Low oxygen pick-up is one of many improvements
“We are very satisfied with the filter performance,” Bertelsen summarized. He added that there were and are still challenges to overcome with the Jacobsen beers, which have an extremely high yeast content or use high amounts of dry hopping: “Our old filter presses were a bit more robust here,” he said. “However, now the oxygen pick-up in all beers is significantly lower.” Bertelsen is optimistic that there is further potential for optimization. “It’s never easy to integrate a totally new technology into such a complex environment. But the system has proven that teething pains can be quickly overcome.”
Practice has also shown that the setup times with a membrane filter related to the filtered beer volumes are shorter in smaller breweries. This can be explained as follows: The kieselguhr filter is cleaned daily and re-flooded. The membrane filter, however, can be left overnight in an interim caustic cleaning solution. In the morning, the filter is rinsed and then filtration continues. The big cleaning is only done when the cycle end of the filter is reached or the backflush intervals become too short.
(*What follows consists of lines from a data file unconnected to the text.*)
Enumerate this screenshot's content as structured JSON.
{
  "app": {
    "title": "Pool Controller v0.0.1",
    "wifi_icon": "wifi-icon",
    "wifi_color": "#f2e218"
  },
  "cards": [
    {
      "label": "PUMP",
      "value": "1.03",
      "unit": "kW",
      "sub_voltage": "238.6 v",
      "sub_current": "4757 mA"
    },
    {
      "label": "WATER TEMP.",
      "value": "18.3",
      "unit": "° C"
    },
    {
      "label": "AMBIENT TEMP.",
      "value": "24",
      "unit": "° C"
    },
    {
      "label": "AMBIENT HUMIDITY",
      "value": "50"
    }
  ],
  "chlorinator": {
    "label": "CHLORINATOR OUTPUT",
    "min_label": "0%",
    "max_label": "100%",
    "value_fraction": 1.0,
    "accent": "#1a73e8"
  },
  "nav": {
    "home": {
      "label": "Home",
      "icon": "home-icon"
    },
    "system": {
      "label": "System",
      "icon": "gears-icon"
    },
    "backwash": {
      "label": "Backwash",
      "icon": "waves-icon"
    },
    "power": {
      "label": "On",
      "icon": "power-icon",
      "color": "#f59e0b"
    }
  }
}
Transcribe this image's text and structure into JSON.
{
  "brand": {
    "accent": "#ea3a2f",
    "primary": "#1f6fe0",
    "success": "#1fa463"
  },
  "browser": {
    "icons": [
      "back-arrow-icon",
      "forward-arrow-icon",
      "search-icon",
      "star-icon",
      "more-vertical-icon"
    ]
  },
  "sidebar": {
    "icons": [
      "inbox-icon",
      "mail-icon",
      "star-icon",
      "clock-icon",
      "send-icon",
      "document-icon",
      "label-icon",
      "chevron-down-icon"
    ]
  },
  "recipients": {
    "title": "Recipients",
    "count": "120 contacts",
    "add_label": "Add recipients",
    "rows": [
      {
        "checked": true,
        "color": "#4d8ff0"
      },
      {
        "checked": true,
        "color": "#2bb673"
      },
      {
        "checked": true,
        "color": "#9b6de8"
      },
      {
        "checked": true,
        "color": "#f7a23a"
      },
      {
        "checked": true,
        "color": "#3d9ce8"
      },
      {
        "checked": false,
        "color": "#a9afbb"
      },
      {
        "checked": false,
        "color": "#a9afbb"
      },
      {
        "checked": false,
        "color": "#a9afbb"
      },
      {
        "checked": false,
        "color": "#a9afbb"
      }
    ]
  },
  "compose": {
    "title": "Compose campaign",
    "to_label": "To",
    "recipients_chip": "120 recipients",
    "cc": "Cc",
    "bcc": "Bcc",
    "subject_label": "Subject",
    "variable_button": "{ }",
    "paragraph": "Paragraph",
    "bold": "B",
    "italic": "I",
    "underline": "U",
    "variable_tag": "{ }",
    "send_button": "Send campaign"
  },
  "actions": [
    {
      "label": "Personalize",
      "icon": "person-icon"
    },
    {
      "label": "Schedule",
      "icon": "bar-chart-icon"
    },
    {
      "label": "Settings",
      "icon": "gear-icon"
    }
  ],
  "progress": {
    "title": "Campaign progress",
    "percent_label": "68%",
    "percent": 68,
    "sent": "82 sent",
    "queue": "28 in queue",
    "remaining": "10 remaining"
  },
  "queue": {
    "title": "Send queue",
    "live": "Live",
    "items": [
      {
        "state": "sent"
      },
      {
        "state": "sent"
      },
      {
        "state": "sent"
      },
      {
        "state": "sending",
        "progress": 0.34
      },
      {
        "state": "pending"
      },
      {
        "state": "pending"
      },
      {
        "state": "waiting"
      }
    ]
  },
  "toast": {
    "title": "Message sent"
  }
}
Or, as at Jacobsen, the two to three filtration days per week are completed. The cleaning is fully automatic and is performed outside of the actual filtration time, without an operator needing to be present. With a kieselguhr filter, the setup times fall completely within the production time. Which means filtration time is lost. Therefore, the efficiency of membrane filtration is significantly higher than with a kieselguhr filter.
“The entire project ran very well, also the dedication on the part of Pentair was exemplary,” Bertelsen summarized after about nine months of membrane filtration. “The filter has performed to our fullest satisfaction, especially the very low oxygen pick-up is a great improvement.”
Enjoying a glass of BMF filtered beer (from left): Soren Gronberg, Carlsberg; Elmar van Mastrigt, Pentair Project Manager R&D Beverage and Oliver Meckler, Pentair Senior Area Sales Manager Beverage